Martin, A.H. ; Bos, M.A. ; Vliet, T. van - \ 2002
Food Hydrocolloids 16 (2002)1. - ISSN 0268-005X - p. 63 - 71.
oil-water interface - surface functional-properties - emulsifying properties - molecular-structure - active properties - ionic-strength - 11s globulin - proteins - behavior - films

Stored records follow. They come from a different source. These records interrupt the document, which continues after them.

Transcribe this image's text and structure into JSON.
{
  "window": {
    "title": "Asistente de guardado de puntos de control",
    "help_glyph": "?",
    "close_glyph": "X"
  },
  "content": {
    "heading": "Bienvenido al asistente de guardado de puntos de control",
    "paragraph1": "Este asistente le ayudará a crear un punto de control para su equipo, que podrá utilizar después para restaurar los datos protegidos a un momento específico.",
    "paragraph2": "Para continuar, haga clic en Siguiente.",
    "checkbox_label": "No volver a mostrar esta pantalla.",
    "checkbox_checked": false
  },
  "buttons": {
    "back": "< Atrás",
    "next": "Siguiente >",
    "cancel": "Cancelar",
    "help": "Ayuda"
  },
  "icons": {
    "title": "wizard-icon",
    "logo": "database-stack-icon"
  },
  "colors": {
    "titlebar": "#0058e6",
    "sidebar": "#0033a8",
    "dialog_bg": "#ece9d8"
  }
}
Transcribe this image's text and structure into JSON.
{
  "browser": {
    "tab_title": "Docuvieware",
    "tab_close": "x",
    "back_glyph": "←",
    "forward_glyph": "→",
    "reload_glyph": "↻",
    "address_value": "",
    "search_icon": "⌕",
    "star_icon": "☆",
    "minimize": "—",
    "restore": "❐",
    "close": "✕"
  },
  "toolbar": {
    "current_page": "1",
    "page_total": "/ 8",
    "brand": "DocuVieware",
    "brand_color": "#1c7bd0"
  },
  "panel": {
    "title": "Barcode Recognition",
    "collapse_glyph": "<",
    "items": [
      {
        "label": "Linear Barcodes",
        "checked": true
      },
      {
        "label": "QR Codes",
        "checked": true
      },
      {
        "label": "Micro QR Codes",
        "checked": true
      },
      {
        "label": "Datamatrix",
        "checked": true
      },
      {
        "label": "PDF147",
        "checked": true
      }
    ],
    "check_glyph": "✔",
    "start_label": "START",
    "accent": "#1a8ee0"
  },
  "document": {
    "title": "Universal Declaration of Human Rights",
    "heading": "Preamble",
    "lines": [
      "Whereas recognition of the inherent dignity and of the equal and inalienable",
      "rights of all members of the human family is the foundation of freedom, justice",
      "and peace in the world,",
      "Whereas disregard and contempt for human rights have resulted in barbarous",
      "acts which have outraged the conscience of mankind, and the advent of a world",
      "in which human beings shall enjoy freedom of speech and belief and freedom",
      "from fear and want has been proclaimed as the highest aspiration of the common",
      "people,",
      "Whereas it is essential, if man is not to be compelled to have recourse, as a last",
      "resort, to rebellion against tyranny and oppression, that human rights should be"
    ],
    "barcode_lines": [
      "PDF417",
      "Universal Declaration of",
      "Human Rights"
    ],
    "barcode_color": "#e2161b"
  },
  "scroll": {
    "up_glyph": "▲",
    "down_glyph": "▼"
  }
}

Interfacial (rheological) properties of soy glycinin were studied at different pH. At acidic and high alkaline pH glycinin (11S form, Mw~350 kDa) dissociates into smaller subunits, the so called 3S form (Mw~44 kDa) and 7S form (Mw~175 kDa). This dissociation behaviour is expected to affect the interfacial rheological properties of glycinin. Adsorption kinetics at the air/water interface were followed with an automated drop tensiometer (ADT) and ellipsometer. The changes in surface concentration, surface pressure, dilational modulus and layer thickness were determined. At acidic pH where glycinin is in the 3S/7S form, it adsorbs much faster at the air/water interface giving a higher surface concentration and a higher dilational modulus than at pH 6.7 (where glycinin is in the 11S form). Surface shear viscosity measurements showed that after short ageing times glycinin gives a protein network that is much more resistant to deformation in shear at pH 3 than at pH 6.7. After ageing for 24 h, the surface shear viscosity is about the same at both pH. Foaming experiments failed to give a glycinin stabilised foam at pH 6.7 while at pH 3 glycinin behaves as a good foaming agent. All results indicate that changing the pH influences the conformation of glycinin and that this has a great impact on the interfacial rheological properties and foaming properties. Based on the results a model is postulated for the modes of glycinin adsorption at pH 3 and pH 6.7, respectively. Author Keywords: Soy glycinin; Interfacial rheology; Foaming properties; Air/water interface